TREMONT — Voters here will consider a $1.86 million municipal budget and $3.52 million in educational costs at the May 12 open town meeting.
Selectmen on Monday reviewed the budgets and the draft warrant for the annual meeting.
The proposed municipal budget is $136,451, or 7.9 percent, higher than for this year. Selectmen, for the most part, had little to quibble about regarding the increase.
“Going through our budget, I didn’t see anything that could be substantially reduced,” chairman Kathi Thurston said.
Most of the increase comes from two items, the budgets for administration and public works.
Administration, which includes salaries and benefits for employees working in the town office and other costs associated with the office, has been budgeted at $561,000, an increase of almost $56,700. Almost all of the increase is in the salary and benefit lines. Some of it has to do with the hiring of Dana Reed as town manager.
Reed was appointed town manager last week, a job he has held on an interim basis since June after Carl Young resigned for the position. Reed is being paid about $85,000 annually. Additionally, the town is to contribute $425 per week to Reed’s health saving account. Young was paid $60,000 per year and did not use the town’s health insurance coverage.
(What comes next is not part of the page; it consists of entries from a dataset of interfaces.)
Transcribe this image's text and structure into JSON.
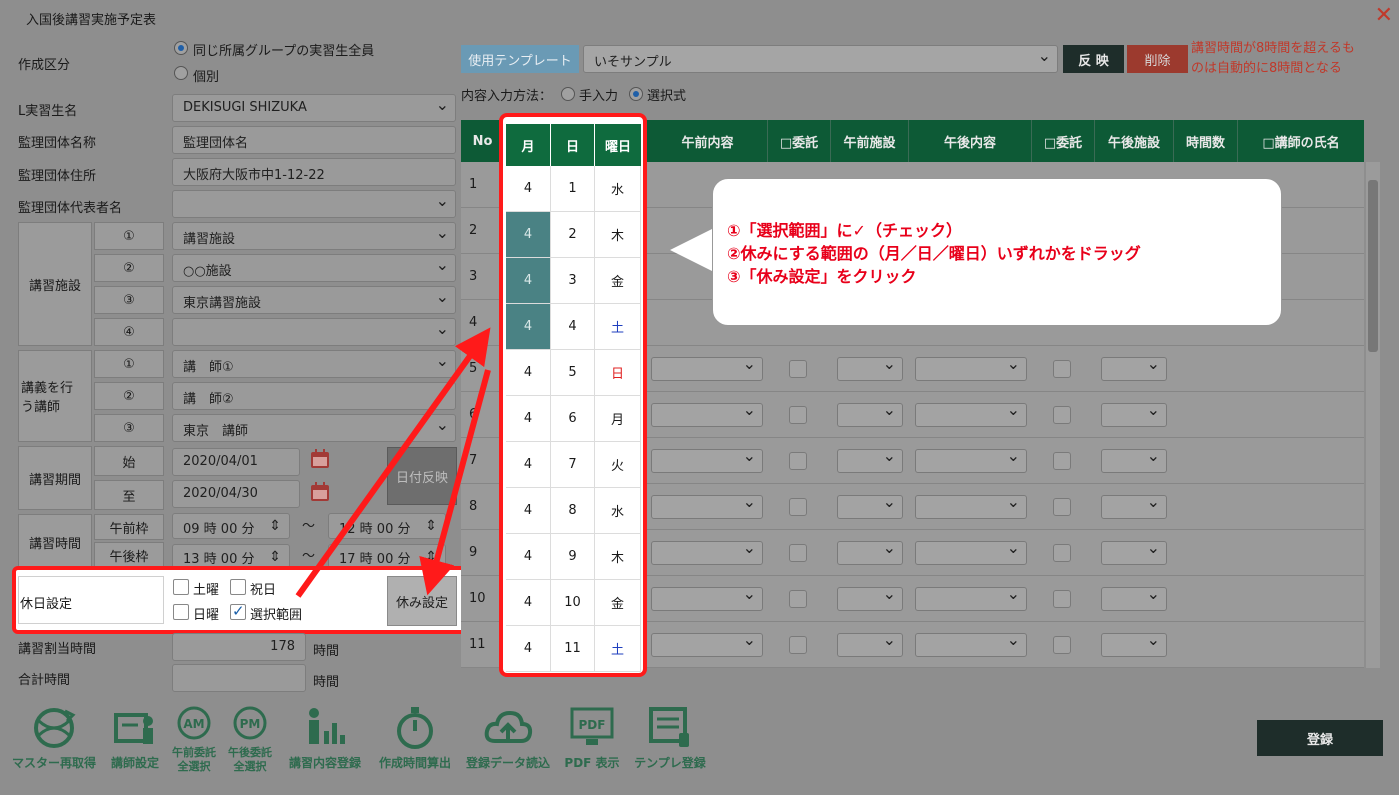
{
  "window": {
    "title": "入国後講習実施予定表",
    "close_glyph": "✕"
  },
  "form": {
    "creation_type_label": "作成区分",
    "creation_options": [
      "同じ所属グループの実習生全員",
      "個別"
    ],
    "trainee_label": "L実習生名",
    "trainee_value": "DEKISUGI SHIZUKA",
    "org_name_label": "監理団体名称",
    "org_name_value": "監理団体名",
    "org_address_label": "監理団体住所",
    "org_address_value": "大阪府大阪市中1-12-22",
    "org_rep_label": "監理団体代表者名",
    "facility_label": "講習施設",
    "facility_nums": [
      "①",
      "②",
      "③",
      "④"
    ],
    "facility_values": [
      "講習施設",
      "○○施設",
      "東京講習施設",
      ""
    ],
    "instructor_label_1": "講義を行",
    "instructor_label_2": "う講師",
    "instructor_nums": [
      "①",
      "②",
      "③"
    ],
    "instructor_values": [
      "講　師①",
      "講　師②",
      "東京　講師"
    ],
    "period_label": "講習期間",
    "period_start_label": "始",
    "period_start_value": "2020/04/01",
    "period_end_label": "至",
    "period_end_value": "2020/04/30",
    "date_apply_button": "日付反映",
    "time_label": "講習時間",
    "am_label": "午前枠",
    "am_start": "09 時 00 分",
    "am_end": "12 時 00 分",
    "pm_label": "午後枠",
    "pm_start": "13 時 00 分",
    "pm_end": "17 時 00 分",
    "tilde": "〜",
    "holiday_label": "休日設定",
    "holiday_options": {
      "saturday": "土曜",
      "national": "祝日",
      "sunday": "日曜",
      "range": "選択範囲"
    },
    "holiday_button": "休み設定",
    "allocated_label": "講習割当時間",
    "allocated_value": "178",
    "hours_unit": "時間",
    "total_label": "合計時間",
    "total_value": ""
  },
  "right": {
    "template_button": "使用テンプレート",
    "template_value": "いそサンプル",
    "apply_button": "反 映",
    "delete_button": "削除",
    "note_line1": "講習時間が8時間を超えるも",
    "note_line2": "のは自動的に8時間となる",
    "input_method_label": "内容入力方法：",
    "input_manual": "手入力",
    "input_select": "選択式"
  },
  "table": {
    "headers": {
      "no": "No",
      "month": "月",
      "day": "日",
      "weekday": "曜日",
      "am_content": "午前内容",
      "am_consign": "□委託",
      "am_facility": "午前施設",
      "pm_content": "午後内容",
      "pm_consign": "□委託",
      "pm_facility": "午後施設",
      "hours": "時間数",
      "instructor": "□講師の氏名"
    },
    "rows": [
      {
        "no": "1",
        "month": "4",
        "day": "1",
        "weekday": "水"
      },
      {
        "no": "2",
        "month": "4",
        "day": "2",
        "weekday": "木"
      },
      {
        "no": "3",
        "month": "4",
        "day": "3",
        "weekday": "金"
      },
      {
        "no": "4",
        "month": "4",
        "day": "4",
        "weekday": "土"
      },
      {
        "no": "5",
        "month": "4",
        "day": "5",
        "weekday": "日"
      },
      {
        "no": "6",
        "month": "4",
        "day": "6",
        "weekday": "月"
      },
      {
        "no": "7",
        "month": "4",
        "day": "7",
        "weekday": "火"
      },
      {
        "no": "8",
        "month": "4",
        "day": "8",
        "weekday": "水"
      },
      {
        "no": "9",
        "month": "4",
        "day": "9",
        "weekday": "木"
      },
      {
        "no": "10",
        "month": "4",
        "day": "10",
        "weekday": "金"
      },
      {
        "no": "11",
        "month": "4",
        "day": "11",
        "weekday": "土"
      }
    ],
    "selected_rows": [
      2,
      3,
      4
    ]
  },
  "callout": {
    "line1": "①「選択範囲」に✓（チェック）",
    "line2": "②休みにする範囲の（月／日／曜日）いずれかをドラッグ",
    "line3": "③「休み設定」をクリック"
  },
  "toolbar": [
    {
      "label": "マスター再取得",
      "icon": "globe-refresh-icon"
    },
    {
      "label": "講師設定",
      "icon": "instructor-icon"
    },
    {
      "label": "午前委託\n全選択",
      "icon": "am-icon"
    },
    {
      "label": "午後委託\n全選択",
      "icon": "pm-icon"
    },
    {
      "label": "講習内容登録",
      "icon": "person-chart-icon"
    },
    {
      "label": "作成時間算出",
      "icon": "stopwatch-icon"
    },
    {
      "label": "登録データ読込",
      "icon": "cloud-upload-icon"
    },
    {
      "label": "PDF 表示",
      "icon": "pdf-monitor-icon"
    },
    {
      "label": "テンプレ登録",
      "icon": "template-icon"
    }
  ],
  "register_button": "登録",
  "colors": {
    "accent_green": "#0d5a36",
    "highlight_red": "#ff1a1a",
    "selection": "#4a8284",
    "sunday_red": "#e02020",
    "saturday_blue": "#1f3fbf"
  }
}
The proposed $487,300 budget for public works is $71,000 higher than this year. The jump comes in the line for equipment, which shows an $83,500 increase. The proposed total increase is less than this amount because of reductions in other lines of the public works budget.
Education expenses make up the majority of property taxes. The budgets for the Tremont Consolidated School and assessment for Mount Desert Island High School combined account for 71 percent of each tax dollar, Reed reported.
School officials were at the meeting to discuss the $2.48 million budget for the consolidated school.
The good news, according to school superintendent Howard Colter, is that earlier estimates of a 10 percent increase in health insurance costs paid by the school are lower than expected. The budget now reflects a five percent increase. When the final figure for an increase comes in, taxpayers might even see additional savings here, Colter said.
Along with the five percent health insurance increase, other items contributing to the additional $93,500 needed for the school include an average 2.7 percent increase in salaries, $5,500 for library services and the need to hire an additional ed-tech for special education, Colter said.
The town assessment for the high school is $1.04 million or $82,260 more than for this year.
The town also must contribute almost $210,000 for the operations of county government.
If voters approve of the total budget as proposed, the property tax rate would go from $8.84 per $1,000 of valuation to $9.36. As the result, the owner of a $250,000 property would see an additional $130 on their tax bill.